Nothing but a number is needed: the count of lines below that include "JSON".
════════════════════
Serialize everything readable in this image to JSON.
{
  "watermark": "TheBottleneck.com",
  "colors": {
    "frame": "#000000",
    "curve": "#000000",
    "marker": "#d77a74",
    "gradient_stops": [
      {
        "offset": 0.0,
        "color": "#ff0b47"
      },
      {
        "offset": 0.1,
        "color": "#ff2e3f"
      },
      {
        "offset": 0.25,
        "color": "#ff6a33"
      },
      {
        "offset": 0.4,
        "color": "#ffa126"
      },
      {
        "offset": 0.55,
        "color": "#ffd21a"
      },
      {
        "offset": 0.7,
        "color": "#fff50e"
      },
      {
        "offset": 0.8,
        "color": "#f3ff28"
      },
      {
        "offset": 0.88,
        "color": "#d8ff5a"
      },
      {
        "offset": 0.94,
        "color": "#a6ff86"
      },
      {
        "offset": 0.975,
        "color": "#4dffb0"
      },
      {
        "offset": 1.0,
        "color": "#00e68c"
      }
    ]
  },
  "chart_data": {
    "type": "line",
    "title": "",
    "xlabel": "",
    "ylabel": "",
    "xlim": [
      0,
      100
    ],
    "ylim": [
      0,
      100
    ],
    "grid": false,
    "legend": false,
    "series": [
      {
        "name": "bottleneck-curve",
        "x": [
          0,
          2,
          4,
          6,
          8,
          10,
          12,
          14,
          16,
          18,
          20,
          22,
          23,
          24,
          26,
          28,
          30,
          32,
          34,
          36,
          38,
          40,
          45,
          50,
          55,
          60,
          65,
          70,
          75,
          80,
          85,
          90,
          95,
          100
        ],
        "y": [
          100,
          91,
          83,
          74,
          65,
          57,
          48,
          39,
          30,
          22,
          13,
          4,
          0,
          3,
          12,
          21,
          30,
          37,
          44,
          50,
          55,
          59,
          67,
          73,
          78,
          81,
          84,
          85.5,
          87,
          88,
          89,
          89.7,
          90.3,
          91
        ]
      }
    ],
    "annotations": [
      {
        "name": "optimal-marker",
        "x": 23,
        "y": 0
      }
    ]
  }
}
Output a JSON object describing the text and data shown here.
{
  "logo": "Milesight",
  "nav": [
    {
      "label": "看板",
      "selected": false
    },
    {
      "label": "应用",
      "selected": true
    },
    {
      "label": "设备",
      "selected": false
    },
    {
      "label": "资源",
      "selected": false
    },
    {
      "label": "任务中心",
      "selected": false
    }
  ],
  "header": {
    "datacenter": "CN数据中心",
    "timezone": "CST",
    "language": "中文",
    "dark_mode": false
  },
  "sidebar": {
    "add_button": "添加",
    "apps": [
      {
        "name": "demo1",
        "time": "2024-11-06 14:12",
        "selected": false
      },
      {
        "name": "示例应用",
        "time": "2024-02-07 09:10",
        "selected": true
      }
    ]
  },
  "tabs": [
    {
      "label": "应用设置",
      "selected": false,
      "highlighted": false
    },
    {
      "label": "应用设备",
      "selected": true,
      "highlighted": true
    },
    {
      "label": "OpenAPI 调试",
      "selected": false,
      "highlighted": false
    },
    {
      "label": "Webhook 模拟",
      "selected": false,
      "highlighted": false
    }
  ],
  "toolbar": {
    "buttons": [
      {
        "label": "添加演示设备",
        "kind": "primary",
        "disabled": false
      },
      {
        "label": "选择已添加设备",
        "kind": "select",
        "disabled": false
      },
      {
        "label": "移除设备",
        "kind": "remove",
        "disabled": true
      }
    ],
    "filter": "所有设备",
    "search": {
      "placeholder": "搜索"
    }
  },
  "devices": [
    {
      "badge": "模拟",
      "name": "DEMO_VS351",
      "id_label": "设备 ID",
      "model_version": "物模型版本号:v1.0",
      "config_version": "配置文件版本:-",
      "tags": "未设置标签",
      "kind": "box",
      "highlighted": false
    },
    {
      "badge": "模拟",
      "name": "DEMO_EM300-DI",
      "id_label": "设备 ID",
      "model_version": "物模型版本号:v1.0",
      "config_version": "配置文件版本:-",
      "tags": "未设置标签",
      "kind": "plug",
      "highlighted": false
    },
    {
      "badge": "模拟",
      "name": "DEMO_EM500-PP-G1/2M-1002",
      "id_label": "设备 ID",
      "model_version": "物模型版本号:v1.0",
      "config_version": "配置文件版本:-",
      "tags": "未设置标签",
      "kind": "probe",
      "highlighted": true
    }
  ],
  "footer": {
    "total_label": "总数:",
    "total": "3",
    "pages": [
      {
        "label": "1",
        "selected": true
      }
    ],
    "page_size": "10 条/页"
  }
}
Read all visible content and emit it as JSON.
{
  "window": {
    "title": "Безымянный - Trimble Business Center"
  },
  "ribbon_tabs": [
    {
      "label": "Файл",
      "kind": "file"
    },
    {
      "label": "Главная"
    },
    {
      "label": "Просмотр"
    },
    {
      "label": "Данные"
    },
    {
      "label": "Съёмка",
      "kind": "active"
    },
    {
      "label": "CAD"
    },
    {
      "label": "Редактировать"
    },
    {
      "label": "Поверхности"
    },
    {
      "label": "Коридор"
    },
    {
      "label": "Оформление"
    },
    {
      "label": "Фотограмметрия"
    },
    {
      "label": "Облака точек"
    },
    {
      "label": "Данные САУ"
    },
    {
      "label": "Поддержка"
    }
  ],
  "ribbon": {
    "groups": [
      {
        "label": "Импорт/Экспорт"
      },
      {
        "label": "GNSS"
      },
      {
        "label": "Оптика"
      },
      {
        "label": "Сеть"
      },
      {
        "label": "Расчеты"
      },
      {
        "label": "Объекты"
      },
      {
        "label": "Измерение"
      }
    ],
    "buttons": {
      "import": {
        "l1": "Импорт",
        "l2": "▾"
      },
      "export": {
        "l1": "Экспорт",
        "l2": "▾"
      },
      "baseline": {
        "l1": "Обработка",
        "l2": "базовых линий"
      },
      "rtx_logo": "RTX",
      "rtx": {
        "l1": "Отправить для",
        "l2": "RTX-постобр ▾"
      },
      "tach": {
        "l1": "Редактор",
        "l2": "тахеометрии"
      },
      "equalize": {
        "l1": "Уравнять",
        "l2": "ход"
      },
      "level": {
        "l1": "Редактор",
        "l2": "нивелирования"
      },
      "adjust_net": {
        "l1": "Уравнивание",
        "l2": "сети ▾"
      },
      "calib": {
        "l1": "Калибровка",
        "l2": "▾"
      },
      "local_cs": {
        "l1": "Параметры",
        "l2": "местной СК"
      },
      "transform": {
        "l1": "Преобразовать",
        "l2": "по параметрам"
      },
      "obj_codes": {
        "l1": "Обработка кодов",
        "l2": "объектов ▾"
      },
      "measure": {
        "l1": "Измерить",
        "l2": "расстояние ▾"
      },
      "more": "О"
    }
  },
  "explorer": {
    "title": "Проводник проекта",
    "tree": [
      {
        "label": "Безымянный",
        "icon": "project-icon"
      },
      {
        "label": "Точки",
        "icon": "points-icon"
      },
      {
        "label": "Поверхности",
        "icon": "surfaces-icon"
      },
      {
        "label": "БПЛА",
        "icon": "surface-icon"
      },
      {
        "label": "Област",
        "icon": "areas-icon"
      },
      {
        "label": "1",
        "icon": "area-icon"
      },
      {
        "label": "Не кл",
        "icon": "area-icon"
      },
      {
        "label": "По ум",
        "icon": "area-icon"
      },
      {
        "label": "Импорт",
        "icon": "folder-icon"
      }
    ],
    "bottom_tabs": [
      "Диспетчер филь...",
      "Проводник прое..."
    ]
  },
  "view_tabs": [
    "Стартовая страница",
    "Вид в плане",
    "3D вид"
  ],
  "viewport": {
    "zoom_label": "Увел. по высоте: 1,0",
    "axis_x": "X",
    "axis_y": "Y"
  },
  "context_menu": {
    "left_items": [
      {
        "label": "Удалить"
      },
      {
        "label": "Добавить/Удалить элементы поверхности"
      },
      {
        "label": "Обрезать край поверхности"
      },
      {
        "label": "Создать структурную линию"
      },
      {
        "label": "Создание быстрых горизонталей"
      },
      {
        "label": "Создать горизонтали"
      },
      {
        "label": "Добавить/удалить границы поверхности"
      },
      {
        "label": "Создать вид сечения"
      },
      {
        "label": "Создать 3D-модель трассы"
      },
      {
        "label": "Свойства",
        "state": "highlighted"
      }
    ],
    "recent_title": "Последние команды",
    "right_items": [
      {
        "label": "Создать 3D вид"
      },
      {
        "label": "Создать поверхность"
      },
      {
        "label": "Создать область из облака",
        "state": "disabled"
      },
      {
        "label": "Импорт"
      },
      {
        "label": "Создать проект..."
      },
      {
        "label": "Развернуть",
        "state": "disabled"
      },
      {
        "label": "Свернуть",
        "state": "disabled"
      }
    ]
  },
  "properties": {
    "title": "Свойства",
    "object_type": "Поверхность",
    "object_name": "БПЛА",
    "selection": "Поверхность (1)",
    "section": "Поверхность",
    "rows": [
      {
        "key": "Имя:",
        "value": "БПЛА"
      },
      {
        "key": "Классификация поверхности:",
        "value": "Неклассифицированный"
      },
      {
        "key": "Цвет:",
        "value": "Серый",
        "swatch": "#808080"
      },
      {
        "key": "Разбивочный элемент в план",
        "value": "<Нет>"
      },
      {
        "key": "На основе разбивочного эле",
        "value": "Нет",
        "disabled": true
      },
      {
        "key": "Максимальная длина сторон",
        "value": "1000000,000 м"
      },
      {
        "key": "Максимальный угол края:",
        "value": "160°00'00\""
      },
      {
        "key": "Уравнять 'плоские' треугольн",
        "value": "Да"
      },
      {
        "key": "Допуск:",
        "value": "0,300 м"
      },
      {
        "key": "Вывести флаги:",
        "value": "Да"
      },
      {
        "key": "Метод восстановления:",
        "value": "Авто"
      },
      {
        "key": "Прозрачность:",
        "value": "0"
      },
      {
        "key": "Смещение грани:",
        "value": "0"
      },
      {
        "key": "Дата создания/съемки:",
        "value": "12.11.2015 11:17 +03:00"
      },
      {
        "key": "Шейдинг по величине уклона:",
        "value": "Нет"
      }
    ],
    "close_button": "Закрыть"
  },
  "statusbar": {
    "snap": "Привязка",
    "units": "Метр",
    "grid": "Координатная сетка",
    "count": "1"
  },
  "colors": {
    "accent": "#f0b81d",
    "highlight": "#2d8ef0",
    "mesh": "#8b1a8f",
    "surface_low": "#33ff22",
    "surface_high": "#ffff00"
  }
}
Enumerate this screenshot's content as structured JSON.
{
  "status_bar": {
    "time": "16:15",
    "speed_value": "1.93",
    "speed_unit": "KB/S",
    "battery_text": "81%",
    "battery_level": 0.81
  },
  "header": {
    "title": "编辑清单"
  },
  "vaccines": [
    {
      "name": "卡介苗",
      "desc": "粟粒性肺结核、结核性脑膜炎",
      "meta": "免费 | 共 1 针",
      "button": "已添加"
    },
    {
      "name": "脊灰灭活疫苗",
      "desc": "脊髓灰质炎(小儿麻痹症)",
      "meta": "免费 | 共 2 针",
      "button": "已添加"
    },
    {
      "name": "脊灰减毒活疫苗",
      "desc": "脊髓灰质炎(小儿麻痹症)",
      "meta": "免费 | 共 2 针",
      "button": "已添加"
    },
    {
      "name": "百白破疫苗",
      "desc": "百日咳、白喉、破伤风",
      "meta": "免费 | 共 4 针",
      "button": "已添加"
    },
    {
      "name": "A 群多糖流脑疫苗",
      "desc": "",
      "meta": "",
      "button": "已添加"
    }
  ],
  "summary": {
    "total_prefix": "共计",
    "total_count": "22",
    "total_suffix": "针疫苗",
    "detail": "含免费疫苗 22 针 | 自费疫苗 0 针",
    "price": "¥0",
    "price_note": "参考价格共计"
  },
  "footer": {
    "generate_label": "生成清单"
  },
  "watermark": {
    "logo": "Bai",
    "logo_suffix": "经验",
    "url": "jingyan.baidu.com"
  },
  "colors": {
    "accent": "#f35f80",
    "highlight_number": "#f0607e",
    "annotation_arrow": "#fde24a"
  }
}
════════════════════
— Output of the task —
4